(Adds quotes, background)
WASHINGTON, Feb 10 (Reuters) - The Senate has taken a step in the right direction by softening a “Buy American” provision of an economic stimulus bill, the majority leader of the U.S. House of Representatives said on Tuesday.
“They certainly went a substantial way in the Senate to softening the adverse impact that total adherence to Buy American would have had,” said Representative Steny Hoyer, a Maryland Democrat.
But the measure will “continue to be an item of discussion” between the House and Senate as talks begin on a final version of the economic recovery package, Hoyer said.
Canada, the European Union and other U.S. trading partners are closely watching congressional deliberations on the Buy American plan, which exists in the House and the Senate economic stimulus bills in different versions.

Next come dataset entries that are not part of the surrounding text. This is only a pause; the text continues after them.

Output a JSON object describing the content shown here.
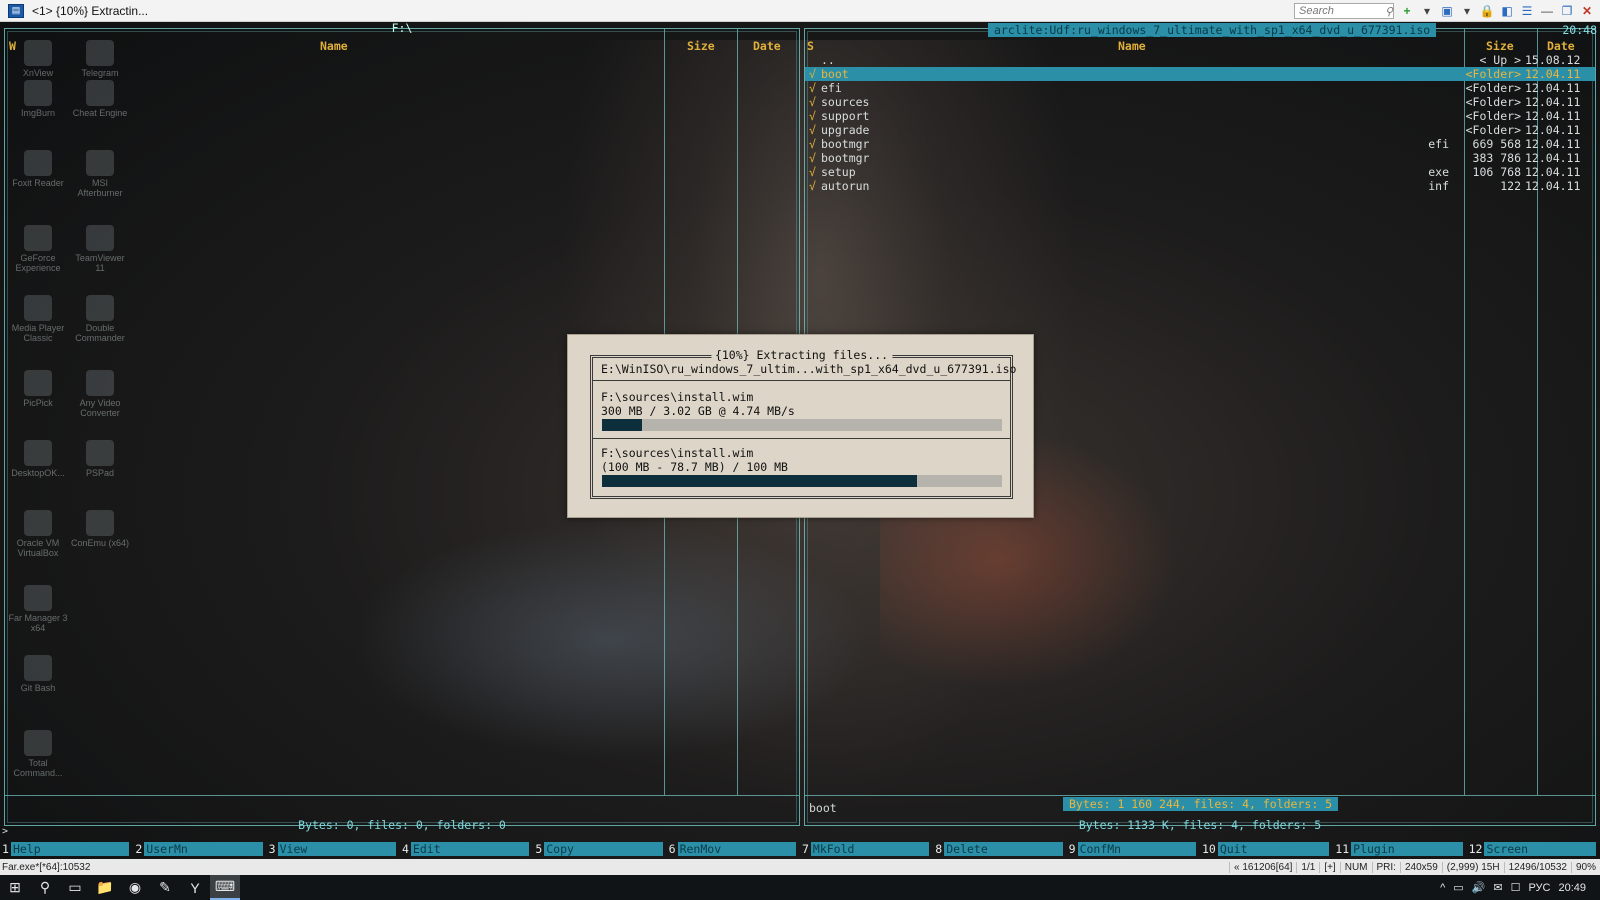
{
  "window": {
    "title": "<1> {10%} Extractin...",
    "search_placeholder": "Search",
    "buttons": [
      "+",
      "▾",
      "▣",
      "▾",
      "🔒",
      "◧",
      "☰",
      "—",
      "❐",
      "✕"
    ]
  },
  "left_panel": {
    "path": "F:\\",
    "corner": "W",
    "columns": {
      "name": "Name",
      "size": "Size",
      "date": "Date"
    },
    "footer": "Bytes: 0, files: 0, folders: 0"
  },
  "right_panel": {
    "path": "arclite:Udf:ru_windows_7_ultimate_with_sp1_x64_dvd_u_677391.iso",
    "clock": "20:48",
    "corner": "S",
    "columns": {
      "name": "Name",
      "size": "Size",
      "date": "Date"
    },
    "parent": {
      "name": "..",
      "size": "< Up >",
      "date": "15.08.12"
    },
    "rows": [
      {
        "check": "√",
        "name": "boot",
        "ext": "",
        "size": "<Folder>",
        "date": "12.04.11",
        "selected": true
      },
      {
        "check": "√",
        "name": "efi",
        "ext": "",
        "size": "<Folder>",
        "date": "12.04.11",
        "selected": false
      },
      {
        "check": "√",
        "name": "sources",
        "ext": "",
        "size": "<Folder>",
        "date": "12.04.11",
        "selected": false
      },
      {
        "check": "√",
        "name": "support",
        "ext": "",
        "size": "<Folder>",
        "date": "12.04.11",
        "selected": false
      },
      {
        "check": "√",
        "name": "upgrade",
        "ext": "",
        "size": "<Folder>",
        "date": "12.04.11",
        "selected": false
      },
      {
        "check": "√",
        "name": "bootmgr",
        "ext": "efi",
        "size": "669 568",
        "date": "12.04.11",
        "selected": false
      },
      {
        "check": "√",
        "name": "bootmgr",
        "ext": "",
        "size": "383 786",
        "date": "12.04.11",
        "selected": false
      },
      {
        "check": "√",
        "name": "setup",
        "ext": "exe",
        "size": "106 768",
        "date": "12.04.11",
        "selected": false
      },
      {
        "check": "√",
        "name": "autorun",
        "ext": "inf",
        "size": "122",
        "date": "12.04.11",
        "selected": false
      }
    ],
    "status_name": "boot",
    "selected_info": "Bytes: 1 160 244, files: 4, folders: 5",
    "footer": "Bytes: 1133 K, files: 4, folders: 5"
  },
  "dialog": {
    "title": "{10%} Extracting files...",
    "archive_path": "E:\\WinISO\\ru_windows_7_ultim...with_sp1_x64_dvd_u_677391.iso",
    "total": {
      "file": "F:\\sources\\install.wim",
      "progress_text": " 300 MB / 3.02 GB @ 4.74 MB/s",
      "fraction": 0.1
    },
    "current": {
      "file": "F:\\sources\\install.wim",
      "progress_text": "(100 MB - 78.7 MB) / 100 MB",
      "fraction": 0.787
    }
  },
  "command_line": ">",
  "keybar": [
    {
      "num": "1",
      "label": "Help"
    },
    {
      "num": "2",
      "label": "UserMn"
    },
    {
      "num": "3",
      "label": "View"
    },
    {
      "num": "4",
      "label": "Edit"
    },
    {
      "num": "5",
      "label": "Copy"
    },
    {
      "num": "6",
      "label": "RenMov"
    },
    {
      "num": "7",
      "label": "MkFold"
    },
    {
      "num": "8",
      "label": "Delete"
    },
    {
      "num": "9",
      "label": "ConfMn"
    },
    {
      "num": "10",
      "label": "Quit"
    },
    {
      "num": "11",
      "label": "Plugin"
    },
    {
      "num": "12",
      "label": "Screen"
    }
  ],
  "statusbar": {
    "left": "Far.exe*[*64]:10532",
    "cells": [
      "« 161206[64]",
      "1/1",
      "[+]",
      "NUM",
      "PRI:",
      "240x59",
      "(2,999) 15H",
      "12496/10532",
      "90%"
    ]
  },
  "taskbar": {
    "items": [
      "⊞",
      "⚲",
      "▭",
      "📁",
      "◉",
      "✎",
      "Y",
      "⌨"
    ],
    "tray": [
      "^",
      "▭",
      "🔊",
      "✉",
      "☐",
      "РУС"
    ],
    "clock": "20:49"
  },
  "desktop_icons": [
    "XnView",
    "Telegram",
    "ImgBurn",
    "Cheat Engine",
    "Foxit Reader",
    "MSI Afterburner",
    "GeForce Experience",
    "TeamViewer 11",
    "Media Player Classic",
    "Double Commander",
    "PicPick",
    "Any Video Converter",
    "DesktopOK...",
    "PSPad",
    "Oracle VM VirtualBox",
    "ConEmu (x64)",
    "Far Manager 3 x64",
    "Git Bash",
    "Total Command..."
  ]
}
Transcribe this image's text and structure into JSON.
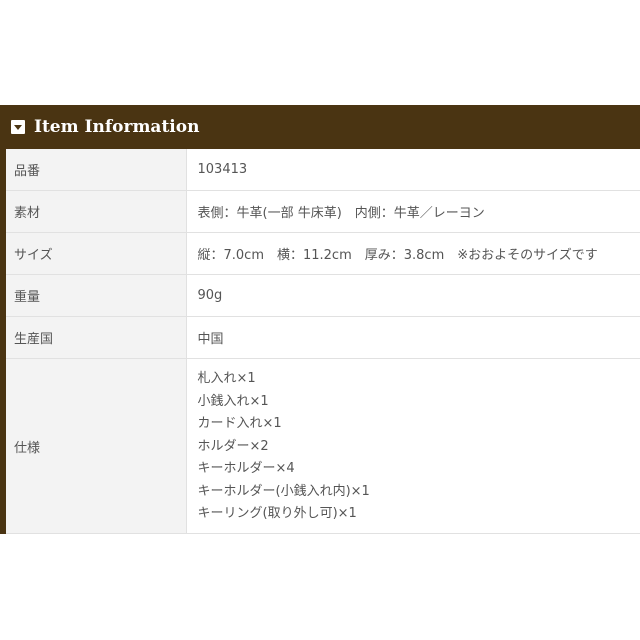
{
  "section": {
    "title": "Item Information",
    "icon": "dropdown-toggle-icon",
    "header_color": "#4a3412"
  },
  "rows": [
    {
      "key": "品番",
      "value": "103413"
    },
    {
      "key": "素材",
      "value": "表側：牛革(一部 牛床革)　内側：牛革／レーヨン"
    },
    {
      "key": "サイズ",
      "value": "縦：7.0cm　横：11.2cm　厚み：3.8cm　※おおよそのサイズです"
    },
    {
      "key": "重量",
      "value": "90g"
    },
    {
      "key": "生産国",
      "value": "中国"
    }
  ],
  "spec": {
    "key": "仕様",
    "items": [
      "札入れ×1",
      "小銭入れ×1",
      "カード入れ×1",
      "ホルダー×2",
      "キーホルダー×4",
      "キーホルダー(小銭入れ内)×1",
      "キーリング(取り外し可)×1"
    ]
  }
}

The Senate bill requires all public works projects funded by the stimulus bill to use only U.S.-made iron, steel and manufactured goods.
But in a step toward address some foreign concerns, senators added language last week requiring the provision be applied in a manner consistent with U.S. obligations under international agreements.
That would help trading partners such as the European Union and Canada which have reciprocal government procurement agreements with the United States, but not countries such as China, India, Brazil and Russia which do not.
The House Buy American provision is narrower than the Senate version by not covering manufactured goods.
At the same time, it does not have the Senate stipulation that the provision be implemented in a manner that complies with U.S. commitments under trade pacts.
Representative Pete Visclosky, an Indiana Democrat who chairs the Congressional Steel Caucus and author of the House Buy American provision, has indicated his willingness to accept the Senate’s version of the measure in the final stimulus bill.
Still, business groups such as the Emergency Committee for American Trade would like to see the provision weakened further if not dropped completely.
They argued it sends a “protectionist” signal to the rest of the world a time countries need to be cooperating to restore economic growth. (Reporting by Susan Cornwell and Doug Palmer; Editing by Cynthia Osterman)